__WHAT IS NEEDED__.
Return each line of the records below that contains the word "page".
—————
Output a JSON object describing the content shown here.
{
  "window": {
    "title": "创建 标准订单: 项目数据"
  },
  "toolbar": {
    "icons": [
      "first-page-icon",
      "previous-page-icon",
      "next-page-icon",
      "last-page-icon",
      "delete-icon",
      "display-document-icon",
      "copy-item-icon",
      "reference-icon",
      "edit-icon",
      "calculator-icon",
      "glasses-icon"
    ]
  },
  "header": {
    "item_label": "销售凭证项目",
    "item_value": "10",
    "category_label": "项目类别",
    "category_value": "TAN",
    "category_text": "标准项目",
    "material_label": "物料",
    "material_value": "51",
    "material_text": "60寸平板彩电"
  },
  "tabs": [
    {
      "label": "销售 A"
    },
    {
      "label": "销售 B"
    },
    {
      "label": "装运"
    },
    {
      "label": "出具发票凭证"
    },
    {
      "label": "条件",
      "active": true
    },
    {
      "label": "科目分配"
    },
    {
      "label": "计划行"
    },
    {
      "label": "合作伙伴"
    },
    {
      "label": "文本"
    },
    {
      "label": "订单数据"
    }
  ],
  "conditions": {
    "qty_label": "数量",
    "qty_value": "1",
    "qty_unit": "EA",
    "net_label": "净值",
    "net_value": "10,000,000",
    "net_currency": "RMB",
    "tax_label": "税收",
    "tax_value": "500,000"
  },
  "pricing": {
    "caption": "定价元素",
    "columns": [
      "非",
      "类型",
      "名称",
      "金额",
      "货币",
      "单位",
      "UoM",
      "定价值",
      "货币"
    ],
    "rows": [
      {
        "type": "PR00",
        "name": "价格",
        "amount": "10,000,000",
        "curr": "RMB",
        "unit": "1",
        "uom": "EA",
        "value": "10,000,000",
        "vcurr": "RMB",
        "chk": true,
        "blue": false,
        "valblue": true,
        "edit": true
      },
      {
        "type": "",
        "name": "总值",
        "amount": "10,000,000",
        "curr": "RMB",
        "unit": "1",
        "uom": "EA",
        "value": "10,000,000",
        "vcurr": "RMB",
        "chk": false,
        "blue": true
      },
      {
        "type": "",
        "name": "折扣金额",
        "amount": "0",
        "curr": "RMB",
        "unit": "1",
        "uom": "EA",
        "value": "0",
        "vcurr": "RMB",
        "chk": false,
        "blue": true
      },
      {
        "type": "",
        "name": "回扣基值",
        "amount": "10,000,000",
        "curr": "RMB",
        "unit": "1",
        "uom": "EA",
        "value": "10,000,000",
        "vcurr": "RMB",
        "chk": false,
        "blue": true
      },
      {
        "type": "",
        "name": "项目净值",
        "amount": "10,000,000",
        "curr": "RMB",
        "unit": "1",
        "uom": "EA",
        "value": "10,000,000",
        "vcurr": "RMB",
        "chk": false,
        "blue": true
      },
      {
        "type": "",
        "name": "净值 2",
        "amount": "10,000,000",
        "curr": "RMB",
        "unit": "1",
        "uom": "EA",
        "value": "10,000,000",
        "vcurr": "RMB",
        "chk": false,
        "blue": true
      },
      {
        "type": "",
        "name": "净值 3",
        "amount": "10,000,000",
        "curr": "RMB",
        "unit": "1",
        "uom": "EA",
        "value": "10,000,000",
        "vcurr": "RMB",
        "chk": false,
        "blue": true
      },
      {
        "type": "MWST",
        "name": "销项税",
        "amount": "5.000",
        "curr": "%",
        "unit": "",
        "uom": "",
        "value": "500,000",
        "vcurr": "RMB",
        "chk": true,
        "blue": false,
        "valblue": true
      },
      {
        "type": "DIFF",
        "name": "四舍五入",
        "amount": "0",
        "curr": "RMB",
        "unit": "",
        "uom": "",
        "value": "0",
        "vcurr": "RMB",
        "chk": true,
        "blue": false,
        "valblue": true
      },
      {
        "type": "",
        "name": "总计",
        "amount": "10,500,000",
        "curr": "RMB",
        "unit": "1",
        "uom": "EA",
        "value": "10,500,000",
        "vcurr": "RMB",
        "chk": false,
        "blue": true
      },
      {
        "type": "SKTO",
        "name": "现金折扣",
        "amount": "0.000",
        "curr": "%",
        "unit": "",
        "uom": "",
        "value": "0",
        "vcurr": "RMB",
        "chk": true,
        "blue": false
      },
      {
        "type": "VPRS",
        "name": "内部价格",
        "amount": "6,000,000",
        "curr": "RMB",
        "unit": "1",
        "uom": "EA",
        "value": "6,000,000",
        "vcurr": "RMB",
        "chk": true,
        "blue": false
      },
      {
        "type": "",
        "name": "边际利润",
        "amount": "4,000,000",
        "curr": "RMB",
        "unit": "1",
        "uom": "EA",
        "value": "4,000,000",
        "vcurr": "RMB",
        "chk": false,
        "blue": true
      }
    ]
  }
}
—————
__RESPONSE TO THIS TASK__.
      "first-page-icon",
      "previous-page-icon",
      "next-page-icon",
      "last-page-icon",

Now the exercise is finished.